▶ **Available records**

========================

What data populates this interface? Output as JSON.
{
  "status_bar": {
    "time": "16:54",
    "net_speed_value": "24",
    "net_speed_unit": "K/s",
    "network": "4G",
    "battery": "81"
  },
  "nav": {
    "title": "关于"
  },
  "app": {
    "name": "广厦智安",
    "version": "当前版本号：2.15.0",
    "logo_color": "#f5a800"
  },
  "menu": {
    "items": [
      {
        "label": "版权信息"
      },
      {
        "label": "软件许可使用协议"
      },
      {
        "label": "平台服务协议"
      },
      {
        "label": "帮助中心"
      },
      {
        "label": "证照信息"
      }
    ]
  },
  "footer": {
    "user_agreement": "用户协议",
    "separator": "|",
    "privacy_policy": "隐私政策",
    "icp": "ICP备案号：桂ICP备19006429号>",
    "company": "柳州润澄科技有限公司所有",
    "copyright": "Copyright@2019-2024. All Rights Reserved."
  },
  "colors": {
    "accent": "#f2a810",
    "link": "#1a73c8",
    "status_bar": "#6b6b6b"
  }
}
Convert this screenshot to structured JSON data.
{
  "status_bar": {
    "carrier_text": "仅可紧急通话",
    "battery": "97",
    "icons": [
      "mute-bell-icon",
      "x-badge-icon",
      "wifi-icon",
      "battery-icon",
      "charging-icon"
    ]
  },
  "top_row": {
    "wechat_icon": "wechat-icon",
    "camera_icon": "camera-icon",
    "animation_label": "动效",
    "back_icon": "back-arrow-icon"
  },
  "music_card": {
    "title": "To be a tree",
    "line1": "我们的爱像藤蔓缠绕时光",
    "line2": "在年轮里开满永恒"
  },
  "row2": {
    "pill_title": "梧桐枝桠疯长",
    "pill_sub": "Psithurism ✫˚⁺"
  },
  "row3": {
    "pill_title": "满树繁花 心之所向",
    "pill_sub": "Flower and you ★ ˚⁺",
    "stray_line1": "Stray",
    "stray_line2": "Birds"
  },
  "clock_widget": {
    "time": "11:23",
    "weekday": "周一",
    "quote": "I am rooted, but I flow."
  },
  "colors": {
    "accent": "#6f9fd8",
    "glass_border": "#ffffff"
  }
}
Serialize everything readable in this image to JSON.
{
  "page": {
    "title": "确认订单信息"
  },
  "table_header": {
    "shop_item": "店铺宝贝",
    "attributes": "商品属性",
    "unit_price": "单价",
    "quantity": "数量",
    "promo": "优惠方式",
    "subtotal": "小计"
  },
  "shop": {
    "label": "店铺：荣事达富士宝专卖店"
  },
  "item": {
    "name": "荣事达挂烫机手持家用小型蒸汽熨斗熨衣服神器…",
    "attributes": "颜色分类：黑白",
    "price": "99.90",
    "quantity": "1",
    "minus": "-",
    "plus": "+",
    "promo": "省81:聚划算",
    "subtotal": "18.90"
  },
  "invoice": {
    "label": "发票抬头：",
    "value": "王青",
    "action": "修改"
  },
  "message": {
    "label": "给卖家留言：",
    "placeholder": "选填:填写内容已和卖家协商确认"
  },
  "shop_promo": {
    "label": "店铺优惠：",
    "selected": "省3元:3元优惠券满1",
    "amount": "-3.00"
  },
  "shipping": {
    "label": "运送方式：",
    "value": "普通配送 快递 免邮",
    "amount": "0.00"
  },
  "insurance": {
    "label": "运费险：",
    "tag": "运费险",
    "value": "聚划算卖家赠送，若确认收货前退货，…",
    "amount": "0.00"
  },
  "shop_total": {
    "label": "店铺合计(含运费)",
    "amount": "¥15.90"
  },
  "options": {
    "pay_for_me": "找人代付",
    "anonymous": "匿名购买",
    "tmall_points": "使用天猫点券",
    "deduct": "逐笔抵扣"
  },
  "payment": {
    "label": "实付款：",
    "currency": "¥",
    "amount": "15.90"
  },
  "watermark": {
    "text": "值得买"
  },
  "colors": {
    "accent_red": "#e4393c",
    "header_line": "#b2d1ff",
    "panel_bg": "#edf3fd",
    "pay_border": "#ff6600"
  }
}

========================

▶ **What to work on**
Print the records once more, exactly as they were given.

▶ **Answer area**
What data populates this interface? Output as JSON.
{
  "status_bar": {
    "time": "16:54",
    "net_speed_value": "24",
    "net_speed_unit": "K/s",
    "network": "4G",
    "battery": "81"
  },
  "nav": {
    "title": "关于"
  },
  "app": {
    "name": "广厦智安",
    "version": "当前版本号：2.15.0",
    "logo_color": "#f5a800"
  },
  "menu": {
    "items": [
      {
        "label": "版权信息"
      },
      {
        "label": "软件许可使用协议"
      },
      {
        "label": "平台服务协议"
      },
      {
        "label": "帮助中心"
      },
      {
        "label": "证照信息"
      }
    ]
  },
  "footer": {
    "user_agreement": "用户协议",
    "separator": "|",
    "privacy_policy": "隐私政策",
    "icp": "ICP备案号：桂ICP备19006429号>",
    "company": "柳州润澄科技有限公司所有",
    "copyright": "Copyright@2019-2024. All Rights Reserved."
  },
  "colors": {
    "accent": "#f2a810",
    "link": "#1a73c8",
    "status_bar": "#6b6b6b"
  }
}
Convert this screenshot to structured JSON data.
{
  "status_bar": {
    "carrier_text": "仅可紧急通话",
    "battery": "97",
    "icons": [
      "mute-bell-icon",
      "x-badge-icon",
      "wifi-icon",
      "battery-icon",
      "charging-icon"
    ]
  },
  "top_row": {
    "wechat_icon": "wechat-icon",
    "camera_icon": "camera-icon",
    "animation_label": "动效",
    "back_icon": "back-arrow-icon"
  },
  "music_card": {
    "title": "To be a tree",
    "line1": "我们的爱像藤蔓缠绕时光",
    "line2": "在年轮里开满永恒"
  },
  "row2": {
    "pill_title": "梧桐枝桠疯长",
    "pill_sub": "Psithurism ✫˚⁺"
  },
  "row3": {
    "pill_title": "满树繁花 心之所向",
    "pill_sub": "Flower and you ★ ˚⁺",
    "stray_line1": "Stray",
    "stray_line2": "Birds"
  },
  "clock_widget": {
    "time": "11:23",
    "weekday": "周一",
    "quote": "I am rooted, but I flow."
  },
  "colors": {
    "accent": "#6f9fd8",
    "glass_border": "#ffffff"
  }
}
Serialize everything readable in this image to JSON.
{
  "page": {
    "title": "确认订单信息"
  },
  "table_header": {
    "shop_item": "店铺宝贝",
    "attributes": "商品属性",
    "unit_price": "单价",
    "quantity": "数量",
    "promo": "优惠方式",
    "subtotal": "小计"
  },
  "shop": {
    "label": "店铺：荣事达富士宝专卖店"
  },
  "item": {
    "name": "荣事达挂烫机手持家用小型蒸汽熨斗熨衣服神器…",
    "attributes": "颜色分类：黑白",
    "price": "99.90",
    "quantity": "1",
    "minus": "-",
    "plus": "+",
    "promo": "省81:聚划算",
    "subtotal": "18.90"
  },
  "invoice": {
    "label": "发票抬头：",
    "value": "王青",
    "action": "修改"
  },
  "message": {
    "label": "给卖家留言：",
    "placeholder": "选填:填写内容已和卖家协商确认"
  },
  "shop_promo": {
    "label": "店铺优惠：",
    "selected": "省3元:3元优惠券满1",
    "amount": "-3.00"
  },
  "shipping": {
    "label": "运送方式：",
    "value": "普通配送 快递 免邮",
    "amount": "0.00"
  },
  "insurance": {
    "label": "运费险：",
    "tag": "运费险",
    "value": "聚划算卖家赠送，若确认收货前退货，…",
    "amount": "0.00"
  },
  "shop_total": {
    "label": "店铺合计(含运费)",
    "amount": "¥15.90"
  },
  "options": {
    "pay_for_me": "找人代付",
    "anonymous": "匿名购买",
    "tmall_points": "使用天猫点券",
    "deduct": "逐笔抵扣"
  },
  "payment": {
    "label": "实付款：",
    "currency": "¥",
    "amount": "15.90"
  },
  "watermark": {
    "text": "值得买"
  },
  "colors": {
    "accent_red": "#e4393c",
    "header_line": "#b2d1ff",
    "panel_bg": "#edf3fd",
    "pay_border": "#ff6600"
  }
}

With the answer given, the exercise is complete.